A breast density index for digital mammograms based on radiologists' ranking

J Digit Imaging. 1998 Aug;11(3):101-15. doi: 10.1007/BF03168733.


The purpose of this study was to develop and evaluate a computerized method of calculating a breast density index (BDI) from digitized mammograms that was designed specifically to model radiologists' perception of breast density. A set of 153 pairs of digitized mammograms (cranio-caudal, CC, and mediolateral oblique, MLO, views) were acquired and preprocessed to reduce detector biases. The sets of mammograms were ordered on an ordinal scale (a scale based only on relative rank-ordering) by two radiologists, and a cardinal (an absolute numerical score) BDI value was calculated from the ordinal ranks. The images were also assigned cardinal BDI values by the radiologists in a subsequent session. Six mathematical features (including fractal dimension and others) were calculated from the digital mammograms, and were used in conjunction with single value decomposition and multiple linear regression to calculate a computerized BDI. The linear correlation coefficient between different ordinal ranking sessions were as follows: intraradiologist intraprojection (CC/CC): r = 0.978; intraradiologist interprojection (CC/MLO): r = 0.960; and interradiologist intraprojection (CC/CC): r = 0.968. A separate breast density index was derived from three separate ordinal rankings by one radiologist (two with CC views, one with the MLO view). The computer derived BDI had a correlation coefficient (r) of 0.907 with the radiologists' ordinal BDI. A comparison between radiologists using a cardinal scoring system (which is closest to how radiologists actually evaluate breast density) showed r = 0.914. A breast density index calculated by a computer but modeled after radiologist perception of breast density may be valuable in objectively measuring breast density.
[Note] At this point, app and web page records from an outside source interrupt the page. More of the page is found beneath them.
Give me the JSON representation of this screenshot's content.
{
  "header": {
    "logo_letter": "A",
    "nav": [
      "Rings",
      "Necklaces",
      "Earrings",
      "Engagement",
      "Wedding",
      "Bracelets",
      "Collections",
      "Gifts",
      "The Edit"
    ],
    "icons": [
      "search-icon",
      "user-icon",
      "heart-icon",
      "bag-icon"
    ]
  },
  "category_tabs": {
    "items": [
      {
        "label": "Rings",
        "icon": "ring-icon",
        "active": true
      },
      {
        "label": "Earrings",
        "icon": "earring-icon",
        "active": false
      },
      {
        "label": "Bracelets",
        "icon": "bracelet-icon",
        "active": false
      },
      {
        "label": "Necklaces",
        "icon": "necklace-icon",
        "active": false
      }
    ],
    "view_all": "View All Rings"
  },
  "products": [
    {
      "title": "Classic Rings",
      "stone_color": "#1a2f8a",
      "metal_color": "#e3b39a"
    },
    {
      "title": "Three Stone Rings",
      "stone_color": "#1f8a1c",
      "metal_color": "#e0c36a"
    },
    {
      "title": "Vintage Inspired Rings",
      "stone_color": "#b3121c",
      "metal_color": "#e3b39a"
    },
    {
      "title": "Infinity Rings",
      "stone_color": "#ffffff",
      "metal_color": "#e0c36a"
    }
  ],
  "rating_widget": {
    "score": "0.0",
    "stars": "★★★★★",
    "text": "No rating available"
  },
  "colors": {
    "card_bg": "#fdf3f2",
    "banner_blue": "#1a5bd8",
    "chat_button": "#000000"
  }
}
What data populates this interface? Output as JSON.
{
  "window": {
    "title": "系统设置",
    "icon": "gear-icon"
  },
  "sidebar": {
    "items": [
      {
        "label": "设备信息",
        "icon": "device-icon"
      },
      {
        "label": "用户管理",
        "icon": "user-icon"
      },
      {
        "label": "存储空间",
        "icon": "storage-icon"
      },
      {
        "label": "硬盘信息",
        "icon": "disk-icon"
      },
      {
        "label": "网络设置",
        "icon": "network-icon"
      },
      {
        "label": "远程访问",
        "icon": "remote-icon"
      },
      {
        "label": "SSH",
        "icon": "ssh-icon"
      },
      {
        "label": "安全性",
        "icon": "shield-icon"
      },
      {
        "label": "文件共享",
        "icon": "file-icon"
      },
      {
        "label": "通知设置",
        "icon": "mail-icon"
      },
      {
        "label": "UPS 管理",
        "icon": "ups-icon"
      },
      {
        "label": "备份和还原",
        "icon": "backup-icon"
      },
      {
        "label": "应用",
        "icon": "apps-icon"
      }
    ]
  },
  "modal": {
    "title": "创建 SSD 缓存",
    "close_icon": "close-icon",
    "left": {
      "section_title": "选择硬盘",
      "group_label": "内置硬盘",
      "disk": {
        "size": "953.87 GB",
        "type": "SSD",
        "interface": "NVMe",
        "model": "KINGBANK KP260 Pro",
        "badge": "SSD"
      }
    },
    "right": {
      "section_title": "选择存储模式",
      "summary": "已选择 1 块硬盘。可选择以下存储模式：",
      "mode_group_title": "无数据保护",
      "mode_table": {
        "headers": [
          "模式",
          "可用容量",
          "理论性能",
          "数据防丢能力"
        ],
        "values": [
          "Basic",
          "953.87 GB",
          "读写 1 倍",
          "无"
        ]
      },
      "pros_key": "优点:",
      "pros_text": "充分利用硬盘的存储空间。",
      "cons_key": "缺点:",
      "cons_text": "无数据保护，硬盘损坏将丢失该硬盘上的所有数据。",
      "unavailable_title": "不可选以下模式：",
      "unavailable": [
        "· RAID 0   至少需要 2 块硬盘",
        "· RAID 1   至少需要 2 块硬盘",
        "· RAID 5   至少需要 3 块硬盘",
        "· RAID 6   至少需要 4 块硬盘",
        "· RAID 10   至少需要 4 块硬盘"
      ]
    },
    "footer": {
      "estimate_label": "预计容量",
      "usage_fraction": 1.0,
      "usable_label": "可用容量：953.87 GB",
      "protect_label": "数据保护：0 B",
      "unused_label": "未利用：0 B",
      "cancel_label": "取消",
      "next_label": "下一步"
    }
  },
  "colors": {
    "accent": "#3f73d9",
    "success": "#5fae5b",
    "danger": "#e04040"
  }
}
Such a metric may prove valuable in numerous areas, including breast cancer risk assessment and in evaluating screening techniques specifically designed to improve imaging of the dense breast.

Publication types

  • Research Support, Non-U.S. Gov't
  • Research Support, U.S. Gov't, Non-P.H.S.

MeSH terms

  • Algorithms
  • Breast / pathology
  • Breast Neoplasms / diagnostic imaging
  • Breast Neoplasms / epidemiology
  • Female
  • Humans
  • Image Interpretation, Computer-Assisted*
  • Image Processing, Computer-Assisted
  • Linear Models
  • Mammography / methods*
  • Mammography / statistics & numerical data
  • Observer Variation
  • Radiographic Image Enhancement
  • Risk Assessment